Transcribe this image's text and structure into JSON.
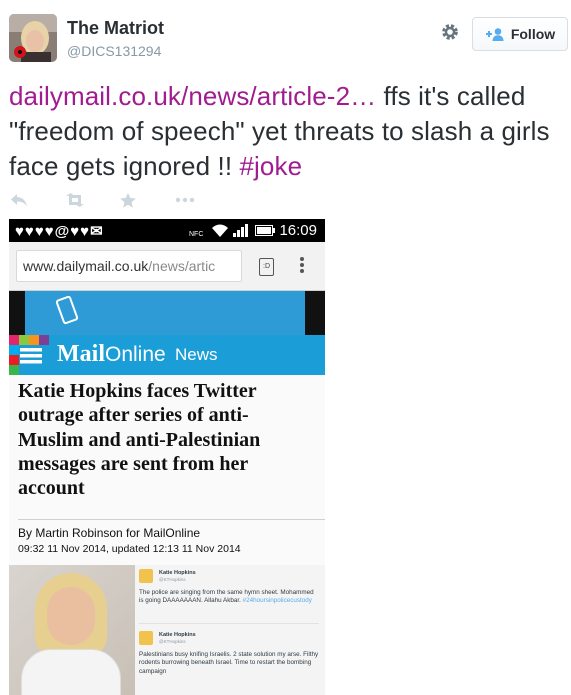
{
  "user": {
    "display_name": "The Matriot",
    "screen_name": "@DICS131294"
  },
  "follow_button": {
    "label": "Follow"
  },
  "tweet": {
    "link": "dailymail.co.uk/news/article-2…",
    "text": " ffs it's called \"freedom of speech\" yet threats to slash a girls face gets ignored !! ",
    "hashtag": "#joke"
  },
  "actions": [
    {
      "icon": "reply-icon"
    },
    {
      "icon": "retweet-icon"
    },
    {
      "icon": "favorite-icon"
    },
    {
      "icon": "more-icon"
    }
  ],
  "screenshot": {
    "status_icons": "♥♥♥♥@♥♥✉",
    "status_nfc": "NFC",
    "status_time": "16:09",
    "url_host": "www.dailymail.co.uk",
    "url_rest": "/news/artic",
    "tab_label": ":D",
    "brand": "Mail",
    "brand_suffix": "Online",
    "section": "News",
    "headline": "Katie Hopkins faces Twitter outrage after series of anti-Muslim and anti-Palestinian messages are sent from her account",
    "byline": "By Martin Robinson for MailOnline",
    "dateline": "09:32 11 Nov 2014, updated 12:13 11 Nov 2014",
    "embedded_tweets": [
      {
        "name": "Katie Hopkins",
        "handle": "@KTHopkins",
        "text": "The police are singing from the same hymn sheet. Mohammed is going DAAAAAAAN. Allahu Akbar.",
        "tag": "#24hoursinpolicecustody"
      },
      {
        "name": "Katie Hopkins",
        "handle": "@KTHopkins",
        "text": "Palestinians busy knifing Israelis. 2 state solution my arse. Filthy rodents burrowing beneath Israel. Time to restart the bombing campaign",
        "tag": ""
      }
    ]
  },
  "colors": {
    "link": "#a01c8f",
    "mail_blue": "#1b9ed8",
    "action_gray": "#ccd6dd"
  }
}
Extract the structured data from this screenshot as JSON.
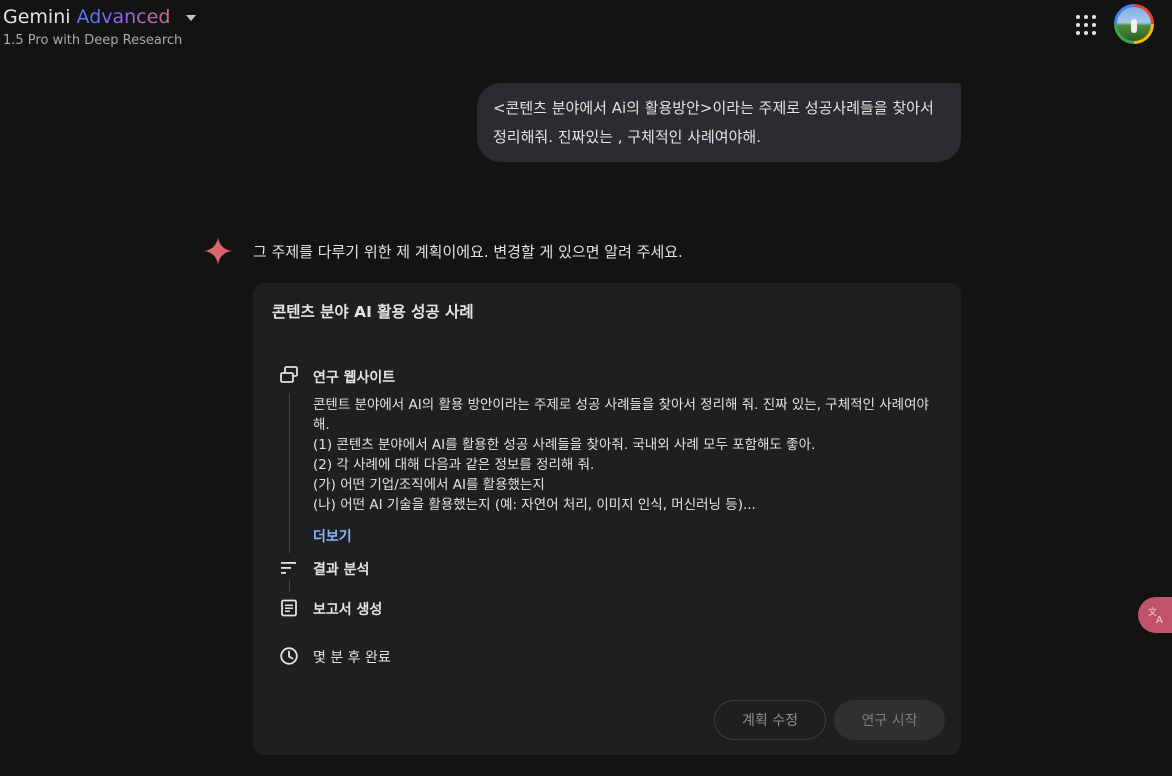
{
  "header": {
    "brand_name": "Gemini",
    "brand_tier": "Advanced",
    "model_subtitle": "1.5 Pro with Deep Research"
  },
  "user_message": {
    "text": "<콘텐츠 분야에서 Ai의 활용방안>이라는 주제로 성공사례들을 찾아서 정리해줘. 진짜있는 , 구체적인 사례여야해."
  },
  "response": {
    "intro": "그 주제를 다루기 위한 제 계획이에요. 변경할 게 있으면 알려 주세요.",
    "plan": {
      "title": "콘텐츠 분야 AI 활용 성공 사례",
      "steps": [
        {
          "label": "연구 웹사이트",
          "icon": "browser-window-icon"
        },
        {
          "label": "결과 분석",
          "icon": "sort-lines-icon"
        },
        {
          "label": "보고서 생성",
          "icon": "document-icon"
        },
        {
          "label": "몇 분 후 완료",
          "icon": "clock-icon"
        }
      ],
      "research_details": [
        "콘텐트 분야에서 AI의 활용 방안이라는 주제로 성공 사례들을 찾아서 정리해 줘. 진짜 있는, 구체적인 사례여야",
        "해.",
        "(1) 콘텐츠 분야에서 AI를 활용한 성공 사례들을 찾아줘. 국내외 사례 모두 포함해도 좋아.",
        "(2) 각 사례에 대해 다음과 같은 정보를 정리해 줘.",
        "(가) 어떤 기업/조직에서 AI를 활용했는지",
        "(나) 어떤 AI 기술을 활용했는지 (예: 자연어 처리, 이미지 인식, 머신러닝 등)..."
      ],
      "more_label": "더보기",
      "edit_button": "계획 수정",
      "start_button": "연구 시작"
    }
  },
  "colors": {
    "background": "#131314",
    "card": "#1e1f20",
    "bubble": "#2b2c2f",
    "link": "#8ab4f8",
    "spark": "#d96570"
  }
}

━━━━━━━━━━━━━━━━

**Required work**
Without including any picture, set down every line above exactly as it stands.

**Solution for this exercise**
Transcribe this image's text and structure into JSON.
{
  "user": {
    "display_name": "The Matriot",
    "screen_name": "@DICS131294"
  },
  "follow_button": {
    "label": "Follow"
  },
  "tweet": {
    "link": "dailymail.co.uk/news/article-2…",
    "text": " ffs it's called \"freedom of speech\" yet threats to slash a girls face gets ignored !! ",
    "hashtag": "#joke"
  },
  "actions": [
    {
      "icon": "reply-icon"
    },
    {
      "icon": "retweet-icon"
    },
    {
      "icon": "favorite-icon"
    },
    {
      "icon": "more-icon"
    }
  ],
  "screenshot": {
    "status_icons": "♥♥♥♥@♥♥✉",
    "status_nfc": "NFC",
    "status_time": "16:09",
    "url_host": "www.dailymail.co.uk",
    "url_rest": "/news/artic",
    "tab_label": ":D",
    "brand": "Mail",
    "brand_suffix": "Online",
    "section": "News",
    "headline": "Katie Hopkins faces Twitter outrage after series of anti-Muslim and anti-Palestinian messages are sent from her account",
    "byline": "By Martin Robinson for MailOnline",
    "dateline": "09:32 11 Nov 2014, updated 12:13 11 Nov 2014",
    "embedded_tweets": [
      {
        "name": "Katie Hopkins",
        "handle": "@KTHopkins",
        "text": "The police are singing from the same hymn sheet. Mohammed is going DAAAAAAAN. Allahu Akbar.",
        "tag": "#24hoursinpolicecustody"
      },
      {
        "name": "Katie Hopkins",
        "handle": "@KTHopkins",
        "text": "Palestinians busy knifing Israelis. 2 state solution my arse. Filthy rodents burrowing beneath Israel. Time to restart the bombing campaign",
        "tag": ""
      }
    ]
  },
  "colors": {
    "link": "#a01c8f",
    "mail_blue": "#1b9ed8",
    "action_gray": "#ccd6dd"
  }
}
Extract the structured data from this screenshot as JSON.
{
  "header": {
    "brand_name": "Gemini",
    "brand_tier": "Advanced",
    "model_subtitle": "1.5 Pro with Deep Research"
  },
  "user_message": {
    "text": "<콘텐츠 분야에서 Ai의 활용방안>이라는 주제로 성공사례들을 찾아서 정리해줘. 진짜있는 , 구체적인 사례여야해."
  },
  "response": {
    "intro": "그 주제를 다루기 위한 제 계획이에요. 변경할 게 있으면 알려 주세요.",
    "plan": {
      "title": "콘텐츠 분야 AI 활용 성공 사례",
      "steps": [
        {
          "label": "연구 웹사이트",
          "icon": "browser-window-icon"
        },
        {
          "label": "결과 분석",
          "icon": "sort-lines-icon"
        },
        {
          "label": "보고서 생성",
          "icon": "document-icon"
        },
        {
          "label": "몇 분 후 완료",
          "icon": "clock-icon"
        }
      ],
      "research_details": [
        "콘텐트 분야에서 AI의 활용 방안이라는 주제로 성공 사례들을 찾아서 정리해 줘. 진짜 있는, 구체적인 사례여야",
        "해.",
        "(1) 콘텐츠 분야에서 AI를 활용한 성공 사례들을 찾아줘. 국내외 사례 모두 포함해도 좋아.",
        "(2) 각 사례에 대해 다음과 같은 정보를 정리해 줘.",
        "(가) 어떤 기업/조직에서 AI를 활용했는지",
        "(나) 어떤 AI 기술을 활용했는지 (예: 자연어 처리, 이미지 인식, 머신러닝 등)..."
      ],
      "more_label": "더보기",
      "edit_button": "계획 수정",
      "start_button": "연구 시작"
    }
  },
  "colors": {
    "background": "#131314",
    "card": "#1e1f20",
    "bubble": "#2b2c2f",
    "link": "#8ab4f8",
    "spark": "#d96570"
  }
}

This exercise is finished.